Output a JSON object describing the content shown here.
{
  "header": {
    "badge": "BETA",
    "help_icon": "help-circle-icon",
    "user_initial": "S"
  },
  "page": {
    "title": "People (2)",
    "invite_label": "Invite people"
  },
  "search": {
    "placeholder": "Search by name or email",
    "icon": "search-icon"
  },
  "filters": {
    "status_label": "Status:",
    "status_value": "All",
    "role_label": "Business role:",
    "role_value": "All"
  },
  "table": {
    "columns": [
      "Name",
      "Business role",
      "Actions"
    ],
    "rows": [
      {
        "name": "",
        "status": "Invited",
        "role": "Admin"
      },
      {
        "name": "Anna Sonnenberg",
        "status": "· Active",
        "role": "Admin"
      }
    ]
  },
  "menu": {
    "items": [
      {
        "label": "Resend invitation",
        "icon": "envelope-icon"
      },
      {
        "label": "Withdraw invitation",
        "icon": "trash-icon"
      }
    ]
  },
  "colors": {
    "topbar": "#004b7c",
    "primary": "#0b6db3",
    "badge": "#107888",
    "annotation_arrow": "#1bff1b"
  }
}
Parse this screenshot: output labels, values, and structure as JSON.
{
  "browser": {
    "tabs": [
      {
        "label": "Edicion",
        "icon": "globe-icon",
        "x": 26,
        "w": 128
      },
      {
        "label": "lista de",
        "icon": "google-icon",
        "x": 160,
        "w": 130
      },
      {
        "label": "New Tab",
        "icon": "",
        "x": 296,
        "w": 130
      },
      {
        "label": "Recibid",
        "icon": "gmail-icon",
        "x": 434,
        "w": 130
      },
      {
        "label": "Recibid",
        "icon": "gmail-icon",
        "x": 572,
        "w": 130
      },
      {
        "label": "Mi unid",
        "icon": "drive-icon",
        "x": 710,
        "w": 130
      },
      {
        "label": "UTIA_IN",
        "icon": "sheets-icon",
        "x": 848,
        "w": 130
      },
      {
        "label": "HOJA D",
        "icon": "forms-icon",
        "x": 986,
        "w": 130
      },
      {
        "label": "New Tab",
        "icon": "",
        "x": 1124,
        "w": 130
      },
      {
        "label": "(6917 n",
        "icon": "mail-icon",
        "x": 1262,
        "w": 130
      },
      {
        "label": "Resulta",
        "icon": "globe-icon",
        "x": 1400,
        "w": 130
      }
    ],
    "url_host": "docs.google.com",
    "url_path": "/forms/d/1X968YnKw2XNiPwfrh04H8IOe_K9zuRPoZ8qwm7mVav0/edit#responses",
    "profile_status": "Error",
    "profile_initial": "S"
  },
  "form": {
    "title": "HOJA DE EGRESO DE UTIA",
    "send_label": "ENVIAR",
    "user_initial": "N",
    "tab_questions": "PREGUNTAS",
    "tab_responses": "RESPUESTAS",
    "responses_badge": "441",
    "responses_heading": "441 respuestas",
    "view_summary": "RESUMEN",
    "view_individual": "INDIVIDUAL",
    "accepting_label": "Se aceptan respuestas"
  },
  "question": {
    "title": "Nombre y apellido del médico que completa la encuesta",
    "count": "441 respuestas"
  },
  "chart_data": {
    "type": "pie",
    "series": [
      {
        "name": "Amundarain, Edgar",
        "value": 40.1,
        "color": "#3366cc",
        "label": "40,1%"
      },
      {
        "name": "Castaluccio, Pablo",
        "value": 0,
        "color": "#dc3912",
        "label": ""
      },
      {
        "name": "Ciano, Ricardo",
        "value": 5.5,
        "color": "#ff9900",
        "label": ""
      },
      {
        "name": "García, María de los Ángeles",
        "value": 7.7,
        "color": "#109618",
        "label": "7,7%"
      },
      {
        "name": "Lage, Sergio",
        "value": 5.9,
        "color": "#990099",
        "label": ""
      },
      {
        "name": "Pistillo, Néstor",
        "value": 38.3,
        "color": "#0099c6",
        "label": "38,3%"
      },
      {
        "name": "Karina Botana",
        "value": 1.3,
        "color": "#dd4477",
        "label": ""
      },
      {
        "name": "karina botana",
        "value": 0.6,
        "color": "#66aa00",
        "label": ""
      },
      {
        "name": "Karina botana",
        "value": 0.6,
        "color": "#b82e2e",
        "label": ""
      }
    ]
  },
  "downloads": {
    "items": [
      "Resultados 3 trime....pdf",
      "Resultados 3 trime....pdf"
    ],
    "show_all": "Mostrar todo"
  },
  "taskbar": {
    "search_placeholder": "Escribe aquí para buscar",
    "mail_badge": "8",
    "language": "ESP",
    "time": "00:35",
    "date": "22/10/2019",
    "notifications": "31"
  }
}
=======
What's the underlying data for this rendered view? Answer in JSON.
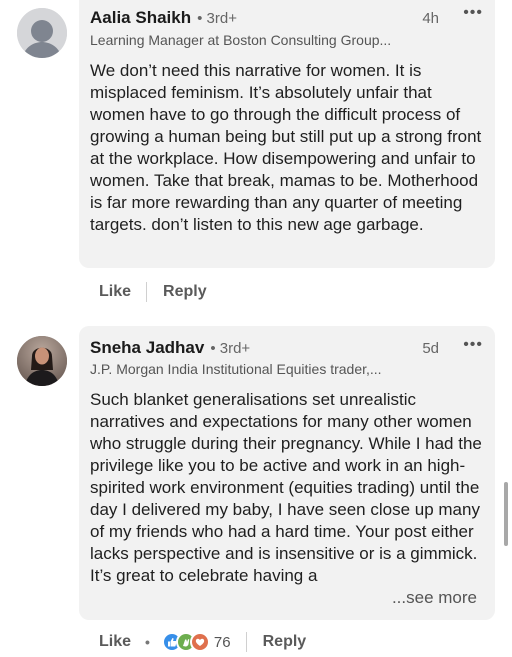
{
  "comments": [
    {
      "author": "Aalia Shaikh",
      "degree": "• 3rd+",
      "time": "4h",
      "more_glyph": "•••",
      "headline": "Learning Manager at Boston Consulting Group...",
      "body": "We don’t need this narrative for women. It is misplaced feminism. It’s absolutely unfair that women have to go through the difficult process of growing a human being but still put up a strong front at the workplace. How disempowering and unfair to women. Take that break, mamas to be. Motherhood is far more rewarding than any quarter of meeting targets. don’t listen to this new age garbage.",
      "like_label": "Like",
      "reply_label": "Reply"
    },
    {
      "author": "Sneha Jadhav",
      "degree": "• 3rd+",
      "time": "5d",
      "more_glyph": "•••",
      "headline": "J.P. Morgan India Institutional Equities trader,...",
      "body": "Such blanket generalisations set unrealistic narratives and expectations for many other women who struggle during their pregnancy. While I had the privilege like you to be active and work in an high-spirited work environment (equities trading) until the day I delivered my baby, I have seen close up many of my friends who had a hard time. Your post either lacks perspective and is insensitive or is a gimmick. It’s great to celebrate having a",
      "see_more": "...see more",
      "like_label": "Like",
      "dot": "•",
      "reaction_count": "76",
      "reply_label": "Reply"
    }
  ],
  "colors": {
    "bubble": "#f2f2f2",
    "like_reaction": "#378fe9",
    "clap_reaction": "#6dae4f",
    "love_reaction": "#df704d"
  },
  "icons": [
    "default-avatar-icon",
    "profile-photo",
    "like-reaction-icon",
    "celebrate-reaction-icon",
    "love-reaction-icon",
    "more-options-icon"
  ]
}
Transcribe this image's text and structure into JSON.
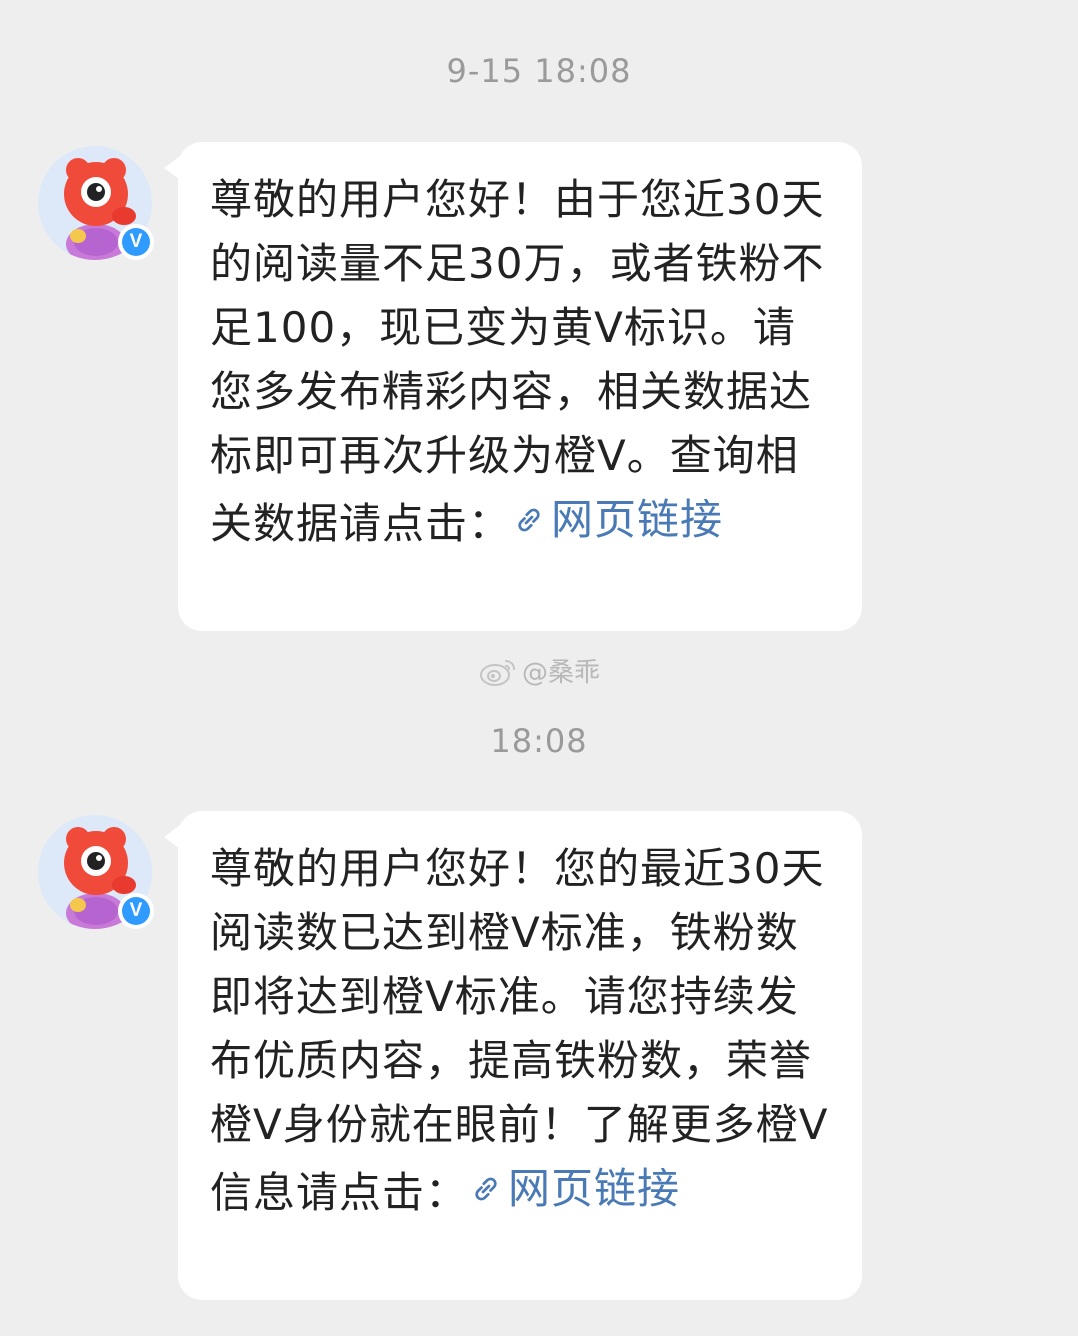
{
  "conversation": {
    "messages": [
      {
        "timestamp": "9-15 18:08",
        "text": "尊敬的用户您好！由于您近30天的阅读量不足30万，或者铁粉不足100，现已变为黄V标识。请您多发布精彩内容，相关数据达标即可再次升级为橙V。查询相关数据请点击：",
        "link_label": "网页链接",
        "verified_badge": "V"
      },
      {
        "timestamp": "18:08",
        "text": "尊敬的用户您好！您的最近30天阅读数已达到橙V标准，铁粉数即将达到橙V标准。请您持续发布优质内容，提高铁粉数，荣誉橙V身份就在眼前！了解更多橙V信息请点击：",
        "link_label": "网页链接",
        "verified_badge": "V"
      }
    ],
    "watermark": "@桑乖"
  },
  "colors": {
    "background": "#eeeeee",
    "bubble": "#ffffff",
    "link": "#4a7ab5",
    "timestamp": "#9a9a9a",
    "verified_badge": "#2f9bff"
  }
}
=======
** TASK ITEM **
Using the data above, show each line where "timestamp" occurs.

** EXERCISE ANSWER **
        "timestamp": "9-15 18:08",
        "timestamp": "18:08",
    "timestamp": "#9a9a9a",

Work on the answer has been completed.